[Dataset rows describing interfaces]
((
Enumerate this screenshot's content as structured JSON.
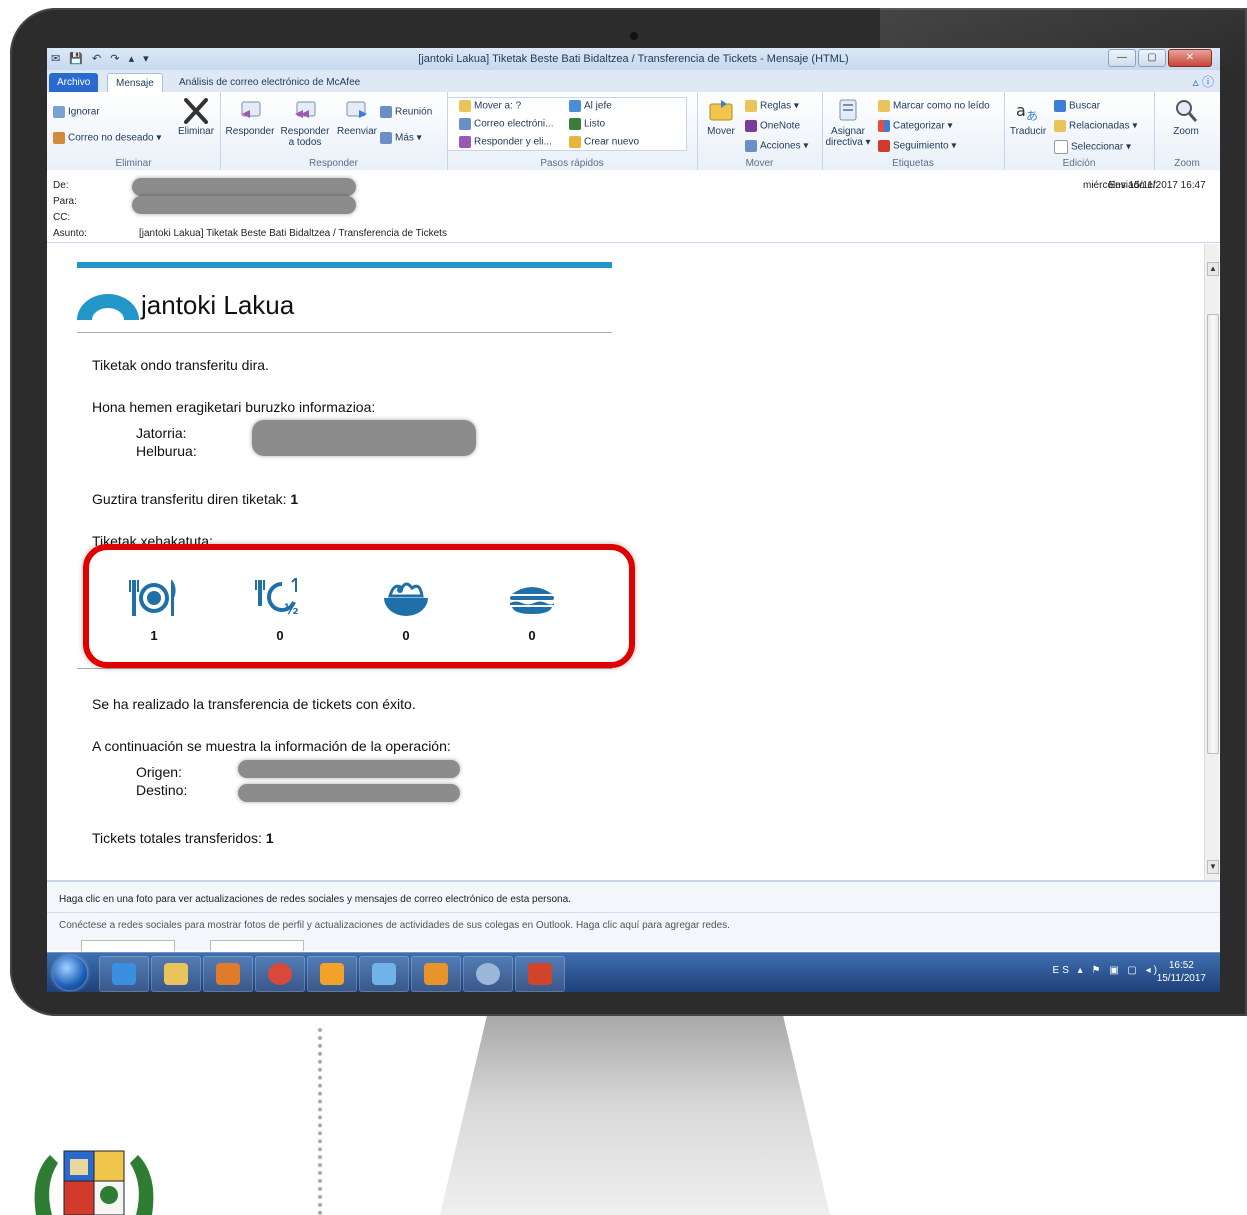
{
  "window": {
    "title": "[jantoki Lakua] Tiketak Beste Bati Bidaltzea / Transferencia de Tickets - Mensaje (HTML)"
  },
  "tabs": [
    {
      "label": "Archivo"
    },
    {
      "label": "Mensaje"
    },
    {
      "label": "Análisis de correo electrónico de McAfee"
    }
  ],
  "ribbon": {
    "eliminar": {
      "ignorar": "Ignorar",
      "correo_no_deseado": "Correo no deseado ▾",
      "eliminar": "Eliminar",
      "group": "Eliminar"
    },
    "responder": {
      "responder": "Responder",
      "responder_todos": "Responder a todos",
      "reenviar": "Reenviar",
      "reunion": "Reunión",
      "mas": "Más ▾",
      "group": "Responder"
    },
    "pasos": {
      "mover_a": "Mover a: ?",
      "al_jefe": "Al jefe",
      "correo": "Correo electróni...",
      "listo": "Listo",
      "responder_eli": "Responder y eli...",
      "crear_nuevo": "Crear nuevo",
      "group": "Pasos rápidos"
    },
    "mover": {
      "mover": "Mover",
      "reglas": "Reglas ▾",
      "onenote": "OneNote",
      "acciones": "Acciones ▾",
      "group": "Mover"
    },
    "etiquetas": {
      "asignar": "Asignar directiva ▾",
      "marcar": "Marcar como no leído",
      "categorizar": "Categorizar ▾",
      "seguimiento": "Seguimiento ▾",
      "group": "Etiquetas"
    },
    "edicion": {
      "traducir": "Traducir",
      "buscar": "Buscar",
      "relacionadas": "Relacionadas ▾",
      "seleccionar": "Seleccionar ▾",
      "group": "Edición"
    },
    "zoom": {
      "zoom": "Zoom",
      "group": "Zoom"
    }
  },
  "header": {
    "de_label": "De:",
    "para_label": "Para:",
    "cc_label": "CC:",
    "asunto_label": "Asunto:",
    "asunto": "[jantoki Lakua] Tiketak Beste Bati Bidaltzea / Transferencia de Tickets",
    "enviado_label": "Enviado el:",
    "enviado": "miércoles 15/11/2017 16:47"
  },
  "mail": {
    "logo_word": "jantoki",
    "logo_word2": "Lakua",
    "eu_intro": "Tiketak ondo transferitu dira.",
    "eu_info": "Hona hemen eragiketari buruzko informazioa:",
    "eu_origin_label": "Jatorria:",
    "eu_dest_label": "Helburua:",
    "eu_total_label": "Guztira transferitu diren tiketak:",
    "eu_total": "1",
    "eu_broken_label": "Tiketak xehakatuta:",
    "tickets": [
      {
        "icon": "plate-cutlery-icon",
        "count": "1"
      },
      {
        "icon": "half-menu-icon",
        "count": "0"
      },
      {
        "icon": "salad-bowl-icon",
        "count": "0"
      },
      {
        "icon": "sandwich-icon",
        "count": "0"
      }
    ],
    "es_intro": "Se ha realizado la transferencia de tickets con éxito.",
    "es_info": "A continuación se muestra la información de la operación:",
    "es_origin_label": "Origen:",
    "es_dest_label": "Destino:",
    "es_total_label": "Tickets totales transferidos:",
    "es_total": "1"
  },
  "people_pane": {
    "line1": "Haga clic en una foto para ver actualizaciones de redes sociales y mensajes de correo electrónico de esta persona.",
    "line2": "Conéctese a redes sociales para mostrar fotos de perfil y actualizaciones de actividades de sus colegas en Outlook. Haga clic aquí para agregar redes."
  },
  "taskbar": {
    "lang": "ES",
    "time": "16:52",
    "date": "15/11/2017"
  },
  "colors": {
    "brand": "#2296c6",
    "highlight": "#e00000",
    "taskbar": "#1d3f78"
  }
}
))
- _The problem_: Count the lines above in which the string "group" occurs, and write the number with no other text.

- _Answer space_: 7